https://www.flamart.org/about-us

Facebook: Strictly Street Salsa

iTunes: Bootleg Like Jazz

Instagram: Bootleg Like Jazz

Music by: Idyll Green https://soundcloud.com/idyll-green

Photos by: YZBeatz713 – you can find him on Instagram

Recorded at Barron Studios Houston, Tx

Artivism_Schetauna Powell – Graphic Novels, Community engagement and the Art scene in NY during the 80’s

In this episode titled Artivism – Artist, Entrepreneur and Author Schetauna discusses her new novel The Experimental City, the impact of Jean-Michel Basquiat on her work and her recent series such as What We Are Not Allowed To Express.

Credits: Schetauna Powell: Facebook = Artivism Community Art Supply | WordPress = artivismcommunityart.com | Youtube = Schetauna Powell

Sam Osborne Engineer

Music by: Idyll Green https://soundcloud.com/idyll-green

iTunes: Bootleg Like Jazz

Sound Cloud: https://soundcloud.com/terrell-quillin

Bootleg Like Jazz – Pourquoi France

A multicultural space for personal expression.

by: Q
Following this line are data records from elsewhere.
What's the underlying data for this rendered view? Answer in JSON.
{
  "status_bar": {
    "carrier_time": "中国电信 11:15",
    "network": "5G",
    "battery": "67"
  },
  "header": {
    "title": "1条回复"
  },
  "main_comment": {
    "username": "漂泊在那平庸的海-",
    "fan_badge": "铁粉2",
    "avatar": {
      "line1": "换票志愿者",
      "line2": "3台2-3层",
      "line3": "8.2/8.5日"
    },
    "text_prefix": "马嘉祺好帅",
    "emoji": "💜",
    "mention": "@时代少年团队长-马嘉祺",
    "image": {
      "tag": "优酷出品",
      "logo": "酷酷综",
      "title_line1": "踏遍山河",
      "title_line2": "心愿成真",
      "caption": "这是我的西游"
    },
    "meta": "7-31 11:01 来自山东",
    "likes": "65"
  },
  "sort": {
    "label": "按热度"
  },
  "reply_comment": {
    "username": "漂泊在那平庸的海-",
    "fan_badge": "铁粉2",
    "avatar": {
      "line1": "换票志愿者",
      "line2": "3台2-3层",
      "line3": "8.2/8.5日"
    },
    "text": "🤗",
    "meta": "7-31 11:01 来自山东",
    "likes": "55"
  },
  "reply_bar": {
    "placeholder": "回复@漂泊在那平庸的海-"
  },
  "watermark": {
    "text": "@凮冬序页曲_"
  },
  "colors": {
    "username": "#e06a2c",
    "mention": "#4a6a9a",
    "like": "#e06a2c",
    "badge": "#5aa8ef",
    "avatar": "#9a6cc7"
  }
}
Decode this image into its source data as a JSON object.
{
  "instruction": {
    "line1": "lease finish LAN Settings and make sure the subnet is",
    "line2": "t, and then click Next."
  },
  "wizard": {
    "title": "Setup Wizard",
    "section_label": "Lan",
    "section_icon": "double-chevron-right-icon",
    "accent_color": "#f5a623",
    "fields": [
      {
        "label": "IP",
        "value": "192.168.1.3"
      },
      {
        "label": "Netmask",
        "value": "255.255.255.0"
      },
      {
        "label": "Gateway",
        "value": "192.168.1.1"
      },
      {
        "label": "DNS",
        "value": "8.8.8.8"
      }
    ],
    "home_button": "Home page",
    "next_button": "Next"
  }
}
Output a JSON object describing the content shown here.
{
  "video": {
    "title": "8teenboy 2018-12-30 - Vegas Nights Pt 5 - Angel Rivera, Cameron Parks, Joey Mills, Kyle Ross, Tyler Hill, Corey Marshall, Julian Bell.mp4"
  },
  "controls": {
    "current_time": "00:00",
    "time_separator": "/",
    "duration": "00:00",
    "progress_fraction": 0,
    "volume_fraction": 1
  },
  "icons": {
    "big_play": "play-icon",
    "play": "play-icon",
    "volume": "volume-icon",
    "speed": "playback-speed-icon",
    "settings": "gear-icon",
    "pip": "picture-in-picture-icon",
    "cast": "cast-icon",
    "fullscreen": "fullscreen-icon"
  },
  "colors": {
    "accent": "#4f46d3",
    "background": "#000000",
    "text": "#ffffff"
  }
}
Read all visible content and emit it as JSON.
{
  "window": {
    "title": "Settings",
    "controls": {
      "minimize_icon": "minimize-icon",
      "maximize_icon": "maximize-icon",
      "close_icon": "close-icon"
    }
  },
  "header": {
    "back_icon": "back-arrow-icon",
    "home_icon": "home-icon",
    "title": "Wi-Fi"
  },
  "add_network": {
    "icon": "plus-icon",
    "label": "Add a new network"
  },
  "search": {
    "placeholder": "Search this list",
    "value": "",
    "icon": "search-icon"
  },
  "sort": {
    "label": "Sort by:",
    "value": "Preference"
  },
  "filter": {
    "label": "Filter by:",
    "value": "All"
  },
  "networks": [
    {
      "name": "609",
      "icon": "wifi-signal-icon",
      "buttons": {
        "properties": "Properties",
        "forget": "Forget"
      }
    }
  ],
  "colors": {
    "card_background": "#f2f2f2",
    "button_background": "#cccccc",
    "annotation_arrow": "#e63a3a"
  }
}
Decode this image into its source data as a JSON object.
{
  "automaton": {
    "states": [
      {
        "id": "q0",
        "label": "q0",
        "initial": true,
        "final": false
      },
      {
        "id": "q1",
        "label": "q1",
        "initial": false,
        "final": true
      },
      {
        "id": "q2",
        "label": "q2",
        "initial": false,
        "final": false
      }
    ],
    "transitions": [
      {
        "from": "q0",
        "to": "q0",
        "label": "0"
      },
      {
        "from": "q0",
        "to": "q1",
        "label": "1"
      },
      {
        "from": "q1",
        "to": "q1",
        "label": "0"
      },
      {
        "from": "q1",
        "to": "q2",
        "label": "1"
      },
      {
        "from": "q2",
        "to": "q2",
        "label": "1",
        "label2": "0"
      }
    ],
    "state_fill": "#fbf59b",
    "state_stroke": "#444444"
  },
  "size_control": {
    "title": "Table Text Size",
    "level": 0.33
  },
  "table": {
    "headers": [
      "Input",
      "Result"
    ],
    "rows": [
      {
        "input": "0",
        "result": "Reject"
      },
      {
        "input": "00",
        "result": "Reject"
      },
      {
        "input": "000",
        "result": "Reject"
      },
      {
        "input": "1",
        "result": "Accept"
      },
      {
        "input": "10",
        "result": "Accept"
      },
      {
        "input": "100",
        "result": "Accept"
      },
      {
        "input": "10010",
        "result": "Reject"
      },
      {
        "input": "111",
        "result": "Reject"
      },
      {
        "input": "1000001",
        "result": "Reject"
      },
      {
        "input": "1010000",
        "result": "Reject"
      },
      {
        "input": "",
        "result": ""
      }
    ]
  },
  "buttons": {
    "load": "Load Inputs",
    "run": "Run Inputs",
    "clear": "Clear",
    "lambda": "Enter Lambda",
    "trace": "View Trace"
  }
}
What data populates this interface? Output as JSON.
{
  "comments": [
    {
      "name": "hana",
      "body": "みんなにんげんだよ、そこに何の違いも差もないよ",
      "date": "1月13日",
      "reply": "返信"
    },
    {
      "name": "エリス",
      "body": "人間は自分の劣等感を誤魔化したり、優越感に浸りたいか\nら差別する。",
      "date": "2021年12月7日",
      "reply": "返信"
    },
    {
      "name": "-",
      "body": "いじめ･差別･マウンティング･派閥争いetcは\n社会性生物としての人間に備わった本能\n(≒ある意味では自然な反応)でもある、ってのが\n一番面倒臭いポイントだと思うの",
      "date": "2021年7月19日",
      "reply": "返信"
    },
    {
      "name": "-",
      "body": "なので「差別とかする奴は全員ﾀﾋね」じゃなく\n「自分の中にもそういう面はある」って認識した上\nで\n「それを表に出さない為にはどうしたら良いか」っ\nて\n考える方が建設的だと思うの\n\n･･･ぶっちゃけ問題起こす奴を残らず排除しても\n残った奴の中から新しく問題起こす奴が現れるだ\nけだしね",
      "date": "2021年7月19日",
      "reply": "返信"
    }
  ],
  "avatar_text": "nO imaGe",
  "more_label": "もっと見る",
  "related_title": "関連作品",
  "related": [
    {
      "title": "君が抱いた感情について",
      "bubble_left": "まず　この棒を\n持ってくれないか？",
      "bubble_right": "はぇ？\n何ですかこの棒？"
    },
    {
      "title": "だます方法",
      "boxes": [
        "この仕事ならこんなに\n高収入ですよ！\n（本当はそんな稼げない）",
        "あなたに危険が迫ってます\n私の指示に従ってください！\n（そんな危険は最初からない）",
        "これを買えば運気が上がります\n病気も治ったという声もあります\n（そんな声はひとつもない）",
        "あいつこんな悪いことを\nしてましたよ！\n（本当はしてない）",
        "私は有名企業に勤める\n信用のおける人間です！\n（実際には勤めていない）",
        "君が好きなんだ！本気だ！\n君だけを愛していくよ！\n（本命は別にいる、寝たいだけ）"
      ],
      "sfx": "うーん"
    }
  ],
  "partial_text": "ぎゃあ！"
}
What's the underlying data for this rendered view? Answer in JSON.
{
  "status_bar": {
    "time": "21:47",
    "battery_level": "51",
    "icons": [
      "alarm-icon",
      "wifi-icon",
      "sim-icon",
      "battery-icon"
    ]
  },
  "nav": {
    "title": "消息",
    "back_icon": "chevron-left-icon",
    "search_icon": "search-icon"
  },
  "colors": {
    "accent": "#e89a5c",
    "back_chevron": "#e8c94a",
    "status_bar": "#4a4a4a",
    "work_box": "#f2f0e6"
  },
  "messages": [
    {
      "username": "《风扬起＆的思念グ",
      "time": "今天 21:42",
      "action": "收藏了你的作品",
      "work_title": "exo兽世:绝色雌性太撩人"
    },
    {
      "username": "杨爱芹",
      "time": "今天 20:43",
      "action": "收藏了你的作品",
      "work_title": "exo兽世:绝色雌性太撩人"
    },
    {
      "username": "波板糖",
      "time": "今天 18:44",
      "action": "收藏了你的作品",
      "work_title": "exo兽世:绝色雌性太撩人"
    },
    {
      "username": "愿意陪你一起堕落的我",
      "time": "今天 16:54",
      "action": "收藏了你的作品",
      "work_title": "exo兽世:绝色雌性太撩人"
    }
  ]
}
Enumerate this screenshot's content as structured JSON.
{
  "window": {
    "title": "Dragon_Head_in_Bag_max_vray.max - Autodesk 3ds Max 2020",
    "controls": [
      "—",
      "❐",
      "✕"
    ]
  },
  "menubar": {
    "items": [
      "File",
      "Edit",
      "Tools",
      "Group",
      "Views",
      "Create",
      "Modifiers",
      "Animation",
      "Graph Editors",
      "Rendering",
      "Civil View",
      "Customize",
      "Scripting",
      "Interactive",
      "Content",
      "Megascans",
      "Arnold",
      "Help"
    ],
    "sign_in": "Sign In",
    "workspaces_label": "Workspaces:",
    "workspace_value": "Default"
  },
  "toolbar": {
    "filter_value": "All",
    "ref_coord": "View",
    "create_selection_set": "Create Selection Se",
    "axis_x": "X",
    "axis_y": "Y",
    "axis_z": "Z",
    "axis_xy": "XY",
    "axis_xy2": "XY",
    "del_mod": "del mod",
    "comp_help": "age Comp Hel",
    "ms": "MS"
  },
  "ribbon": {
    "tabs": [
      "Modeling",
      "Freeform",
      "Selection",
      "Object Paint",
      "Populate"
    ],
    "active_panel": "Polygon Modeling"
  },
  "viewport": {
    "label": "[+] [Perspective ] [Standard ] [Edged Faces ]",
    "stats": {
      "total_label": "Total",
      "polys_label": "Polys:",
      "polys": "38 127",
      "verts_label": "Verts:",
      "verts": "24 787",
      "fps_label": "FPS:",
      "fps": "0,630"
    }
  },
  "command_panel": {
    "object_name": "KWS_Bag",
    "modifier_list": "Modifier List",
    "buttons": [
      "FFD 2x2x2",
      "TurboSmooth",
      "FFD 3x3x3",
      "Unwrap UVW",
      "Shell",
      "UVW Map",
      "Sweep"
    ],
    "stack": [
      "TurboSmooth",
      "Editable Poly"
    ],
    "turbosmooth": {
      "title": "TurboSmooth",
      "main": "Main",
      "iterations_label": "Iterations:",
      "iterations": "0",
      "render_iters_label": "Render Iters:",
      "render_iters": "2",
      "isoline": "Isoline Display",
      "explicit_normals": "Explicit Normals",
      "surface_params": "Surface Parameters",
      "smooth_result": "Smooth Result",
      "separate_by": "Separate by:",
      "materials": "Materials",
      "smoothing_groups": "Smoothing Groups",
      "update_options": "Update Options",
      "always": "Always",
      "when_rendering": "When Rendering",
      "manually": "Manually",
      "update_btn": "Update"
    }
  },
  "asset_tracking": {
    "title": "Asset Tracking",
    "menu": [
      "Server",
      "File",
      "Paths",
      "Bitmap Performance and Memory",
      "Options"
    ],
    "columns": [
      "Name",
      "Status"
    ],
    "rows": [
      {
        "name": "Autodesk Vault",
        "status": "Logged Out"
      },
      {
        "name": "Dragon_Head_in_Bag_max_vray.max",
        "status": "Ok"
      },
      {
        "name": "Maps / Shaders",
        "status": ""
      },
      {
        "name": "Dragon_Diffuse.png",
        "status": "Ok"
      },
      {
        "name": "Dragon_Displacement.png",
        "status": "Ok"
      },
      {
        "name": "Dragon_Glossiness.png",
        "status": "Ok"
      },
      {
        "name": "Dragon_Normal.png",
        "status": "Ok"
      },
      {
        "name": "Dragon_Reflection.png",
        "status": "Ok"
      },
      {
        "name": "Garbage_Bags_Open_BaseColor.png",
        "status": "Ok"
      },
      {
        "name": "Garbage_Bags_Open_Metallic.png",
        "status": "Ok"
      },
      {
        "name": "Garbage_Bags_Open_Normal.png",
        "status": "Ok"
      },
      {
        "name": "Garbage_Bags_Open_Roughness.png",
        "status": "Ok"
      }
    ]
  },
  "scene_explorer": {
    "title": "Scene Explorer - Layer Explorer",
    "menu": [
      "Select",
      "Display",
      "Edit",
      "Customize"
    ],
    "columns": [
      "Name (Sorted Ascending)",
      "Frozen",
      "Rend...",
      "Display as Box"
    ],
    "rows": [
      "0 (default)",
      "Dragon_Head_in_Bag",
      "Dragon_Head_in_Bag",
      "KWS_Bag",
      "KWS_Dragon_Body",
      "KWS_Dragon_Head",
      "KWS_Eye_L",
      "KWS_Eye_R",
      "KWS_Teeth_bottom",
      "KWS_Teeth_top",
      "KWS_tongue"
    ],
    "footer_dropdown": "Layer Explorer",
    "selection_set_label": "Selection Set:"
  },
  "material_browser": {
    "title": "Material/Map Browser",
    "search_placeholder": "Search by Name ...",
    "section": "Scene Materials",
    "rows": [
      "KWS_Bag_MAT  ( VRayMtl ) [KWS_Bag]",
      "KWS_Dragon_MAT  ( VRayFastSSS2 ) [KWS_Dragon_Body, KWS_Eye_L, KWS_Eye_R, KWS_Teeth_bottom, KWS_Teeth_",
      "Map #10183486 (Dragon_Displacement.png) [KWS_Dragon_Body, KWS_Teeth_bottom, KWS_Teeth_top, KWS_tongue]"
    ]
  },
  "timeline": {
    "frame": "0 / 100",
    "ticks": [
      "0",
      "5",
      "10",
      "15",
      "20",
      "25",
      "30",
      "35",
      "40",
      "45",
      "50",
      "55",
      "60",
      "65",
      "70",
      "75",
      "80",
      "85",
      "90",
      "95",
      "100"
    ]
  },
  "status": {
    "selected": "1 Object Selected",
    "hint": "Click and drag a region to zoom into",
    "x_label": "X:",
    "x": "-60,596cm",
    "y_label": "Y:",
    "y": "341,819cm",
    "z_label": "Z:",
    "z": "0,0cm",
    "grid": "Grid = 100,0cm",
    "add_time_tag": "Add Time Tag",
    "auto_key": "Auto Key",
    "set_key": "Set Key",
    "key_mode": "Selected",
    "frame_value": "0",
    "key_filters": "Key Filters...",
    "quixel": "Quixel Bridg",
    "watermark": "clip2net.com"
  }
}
Bootleg Like Jazz is the Black American, Minority and Immigrant experience. It’s a mixture of Afro-Latino and the Black Diaspora, fake news and the underground, subjugation and determination. Bootleg Like Jazz is a multicultural space for conversations about diversity in travel and art, languages and culture, society and perspective. Bootleg Like Jazz comes from a combination of Black History and Jazz history. Our experience as a Black American or a African-American,  began in this country as a diminished experience. We were 3/5ths of a human. Subjugated, denied education, denied having family and only given the scraps. Here comes jazz, in order to learn how to play music Black folks had to learn by ear, from watching other people perform and from knowledge passed down. That’s Bootleg Like Jazz. It’s the idea that they gave us scraps but we turned it into Jazz. Jazz as an art form is built off of diminished chords and diminished opportunities. Art is personal. The musicians, you know, couldn’t legally learn to read or write due to slave codes. This intensifies over time. Most jazz chords are diminished in some form so I thought to myself, jazz is really a bootleg art form. Whether it be finger placement that’s funky or how someone decides to play it that way. It all comes from Black American Musicians jamming and figuring out what sounds the best. The original Founders of Jazz probably didn’t have any formal musical education or separate but equal musical education and many jazz musicians in general started out with a feeling. When Jazz was gaining popularity it occurred during some of the most difficult days in the black community. They were able to create something that people from foreign countries, diverse socioeconomic backgrounds and different tongues would come to love about a people who were once subjugated. That’s the African-American experience – the Multicultural experience. It’s a mixture of being neglected yet finding a way to survive – thrive.

Terrell Wayne

iTunes: Bootleg Like Jazz

Sound Cloud: https://soundcloud.com/terrell-quillin